Farmers may lease their land to wind developers, creating a new revenue stream for the farm. 24,000 jobs for local communities and for the state. Competitive Renewable Energy Zones, expedited transmission construction, and the necessary Public Utility Commission rule-making. Roscoe, is the state’s largest wind farm. Wind power has a long history in Texas. AEI has been a major information resource about wind energy for Texas. Several forces are driving the growth of wind power in Texas: favorable wind resources and land availability, State targets for renewable energy, cost efficiency of development and operation of wind farms, and a suitable electric transmission grid.

While there are over 10,700 wind turbines currently operating in Texas to generate electricity, there are still 80,000 windmills operating in Texas for pumping water, indicating the amount of growth potential still left for wind power generation. Wind power is a for-profit enterprise between land owners and wind farm operators. Texas farmers can lease their land to wind developers for either a set rental per turbine or for a small percentage of gross annual revenue from the project. This offers farmers a fresh revenue stream without impacting traditional farming and grazing practices.

Although leasing arrangements vary widely, the U. 5,000 per turbine per year in lease payments. These figures are rising as larger wind turbines are being produced and installed. Sabotage and industrial accidents can be potential threats to the large, centrally located, power plants that provide most of Texas’ electricity. Should one of these plants be damaged, repairs could take more than a year, possibly creating power shortages on a scale that Texans have never experienced before. However, wind power plants are quickly installed and repaired. The modular structure of a wind farm also means that if one turbine is damaged, the overall output of the plant is not significantly affected.

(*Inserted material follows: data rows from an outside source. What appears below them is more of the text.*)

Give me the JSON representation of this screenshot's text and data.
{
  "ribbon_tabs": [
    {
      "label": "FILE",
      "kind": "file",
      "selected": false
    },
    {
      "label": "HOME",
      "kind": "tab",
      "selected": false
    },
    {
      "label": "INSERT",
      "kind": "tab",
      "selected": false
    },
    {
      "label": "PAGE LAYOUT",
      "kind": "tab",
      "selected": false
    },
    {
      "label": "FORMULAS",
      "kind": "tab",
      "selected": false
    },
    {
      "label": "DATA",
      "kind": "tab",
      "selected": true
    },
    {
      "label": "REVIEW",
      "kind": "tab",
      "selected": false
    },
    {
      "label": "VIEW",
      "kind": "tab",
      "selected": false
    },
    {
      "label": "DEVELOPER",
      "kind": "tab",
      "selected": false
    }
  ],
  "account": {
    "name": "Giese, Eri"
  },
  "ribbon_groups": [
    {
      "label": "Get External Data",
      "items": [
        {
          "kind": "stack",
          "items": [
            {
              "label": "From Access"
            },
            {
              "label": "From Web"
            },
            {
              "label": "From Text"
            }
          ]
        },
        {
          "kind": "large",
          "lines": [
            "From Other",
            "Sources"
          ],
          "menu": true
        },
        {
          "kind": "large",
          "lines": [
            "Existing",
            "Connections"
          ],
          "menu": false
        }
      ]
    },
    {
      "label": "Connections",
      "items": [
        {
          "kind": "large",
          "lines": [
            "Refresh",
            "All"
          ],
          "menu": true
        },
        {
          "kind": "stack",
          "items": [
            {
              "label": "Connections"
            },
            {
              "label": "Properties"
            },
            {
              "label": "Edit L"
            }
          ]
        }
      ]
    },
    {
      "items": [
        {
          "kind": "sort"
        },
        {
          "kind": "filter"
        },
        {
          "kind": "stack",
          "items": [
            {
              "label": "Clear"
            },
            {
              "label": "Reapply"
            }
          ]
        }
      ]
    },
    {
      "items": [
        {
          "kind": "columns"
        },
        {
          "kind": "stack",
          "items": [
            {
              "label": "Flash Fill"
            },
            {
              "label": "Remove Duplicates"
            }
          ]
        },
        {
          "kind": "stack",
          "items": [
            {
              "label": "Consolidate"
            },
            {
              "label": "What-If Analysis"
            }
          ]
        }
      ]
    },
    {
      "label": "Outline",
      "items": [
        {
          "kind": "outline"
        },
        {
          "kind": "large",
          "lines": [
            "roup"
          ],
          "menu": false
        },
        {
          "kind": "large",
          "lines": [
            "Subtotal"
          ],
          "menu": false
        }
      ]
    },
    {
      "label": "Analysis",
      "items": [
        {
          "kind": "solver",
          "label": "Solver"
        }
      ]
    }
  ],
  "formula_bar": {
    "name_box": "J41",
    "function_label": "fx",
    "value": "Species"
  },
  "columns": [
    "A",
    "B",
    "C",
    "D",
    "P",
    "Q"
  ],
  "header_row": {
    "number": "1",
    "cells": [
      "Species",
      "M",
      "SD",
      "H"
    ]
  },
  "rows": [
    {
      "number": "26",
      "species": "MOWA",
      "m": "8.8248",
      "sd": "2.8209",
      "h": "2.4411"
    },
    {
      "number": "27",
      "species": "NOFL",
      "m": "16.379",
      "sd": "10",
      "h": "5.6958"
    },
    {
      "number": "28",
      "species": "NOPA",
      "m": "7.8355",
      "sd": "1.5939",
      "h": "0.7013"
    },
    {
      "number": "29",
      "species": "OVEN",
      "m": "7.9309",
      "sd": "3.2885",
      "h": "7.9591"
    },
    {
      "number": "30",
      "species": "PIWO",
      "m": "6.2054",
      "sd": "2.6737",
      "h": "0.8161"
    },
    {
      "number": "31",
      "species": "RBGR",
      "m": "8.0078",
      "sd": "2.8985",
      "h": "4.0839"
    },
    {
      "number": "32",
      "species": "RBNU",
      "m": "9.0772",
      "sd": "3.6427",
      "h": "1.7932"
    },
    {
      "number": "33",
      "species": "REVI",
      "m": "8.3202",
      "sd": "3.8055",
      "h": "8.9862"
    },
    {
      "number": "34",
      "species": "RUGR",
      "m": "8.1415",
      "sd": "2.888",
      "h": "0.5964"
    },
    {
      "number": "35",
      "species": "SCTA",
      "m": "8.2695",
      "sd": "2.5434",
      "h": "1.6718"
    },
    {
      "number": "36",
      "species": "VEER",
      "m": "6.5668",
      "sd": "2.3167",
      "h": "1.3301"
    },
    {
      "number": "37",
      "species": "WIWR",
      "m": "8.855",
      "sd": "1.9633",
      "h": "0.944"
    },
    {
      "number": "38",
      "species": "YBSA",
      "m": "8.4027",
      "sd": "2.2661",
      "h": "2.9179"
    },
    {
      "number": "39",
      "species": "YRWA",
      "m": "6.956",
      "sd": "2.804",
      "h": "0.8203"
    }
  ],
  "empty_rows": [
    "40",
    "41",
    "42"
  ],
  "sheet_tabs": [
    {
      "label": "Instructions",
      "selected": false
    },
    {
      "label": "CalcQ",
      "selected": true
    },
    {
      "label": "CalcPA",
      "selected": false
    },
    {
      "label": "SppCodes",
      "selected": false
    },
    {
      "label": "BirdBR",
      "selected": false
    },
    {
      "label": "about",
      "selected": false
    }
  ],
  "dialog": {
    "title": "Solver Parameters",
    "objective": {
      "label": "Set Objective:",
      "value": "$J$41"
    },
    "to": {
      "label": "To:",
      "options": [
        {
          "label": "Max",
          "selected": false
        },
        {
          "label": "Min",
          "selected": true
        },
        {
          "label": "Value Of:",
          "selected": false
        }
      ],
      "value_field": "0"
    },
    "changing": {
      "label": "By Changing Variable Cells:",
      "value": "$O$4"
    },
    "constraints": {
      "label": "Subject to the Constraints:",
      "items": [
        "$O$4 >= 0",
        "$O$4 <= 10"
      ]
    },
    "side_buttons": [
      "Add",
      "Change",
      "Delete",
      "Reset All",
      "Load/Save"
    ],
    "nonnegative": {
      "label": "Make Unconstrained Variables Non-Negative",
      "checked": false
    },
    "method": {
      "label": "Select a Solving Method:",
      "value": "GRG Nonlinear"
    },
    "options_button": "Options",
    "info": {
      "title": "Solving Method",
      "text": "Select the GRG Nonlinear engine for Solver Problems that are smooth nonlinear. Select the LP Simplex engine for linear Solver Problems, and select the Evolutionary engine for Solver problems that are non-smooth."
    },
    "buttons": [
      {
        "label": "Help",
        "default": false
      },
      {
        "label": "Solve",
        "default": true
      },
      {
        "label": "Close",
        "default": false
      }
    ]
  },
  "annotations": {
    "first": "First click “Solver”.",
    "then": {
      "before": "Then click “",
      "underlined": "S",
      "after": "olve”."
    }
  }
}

Wind is a highly variable resource. Many areas in Texas have wind conditions allowing for development of wind power generation. The number of commercially attractive sites has expanded as wind turbine technology has improved and development costs continue to drop. Particularly in southern Texas, the difference between land and off-shore air temperatures creates convection currents that generate significant winds during the middle of the day when electricity usage is typically at its peak level. Although these winds are less than in West Texas, they occur more predictably, more in correlation with consumption, and closer to consumers. Several wind farms have been developed at the Texas coast, to a combined 3,000 MW. Starting in 2008, the wind power development boom in Texas outstripped the capacity of the transmission systems in place, and predicted shortages in transmission capability could have dampened the growth of the industry.

Until 2008, the growth in wind power “piggybacked” on existing lines, but had almost depleted spare capacity. As a result, in winter the west Texas grid often had such a local surplus of power, that the price would fall below zero. 9 billion plan to build new transmission lines to carry wind-generated electricity from West Texas to urban areas such as Dallas. The new plan would be the biggest investment in renewable energy in U. 2009, but that decreased to only 0.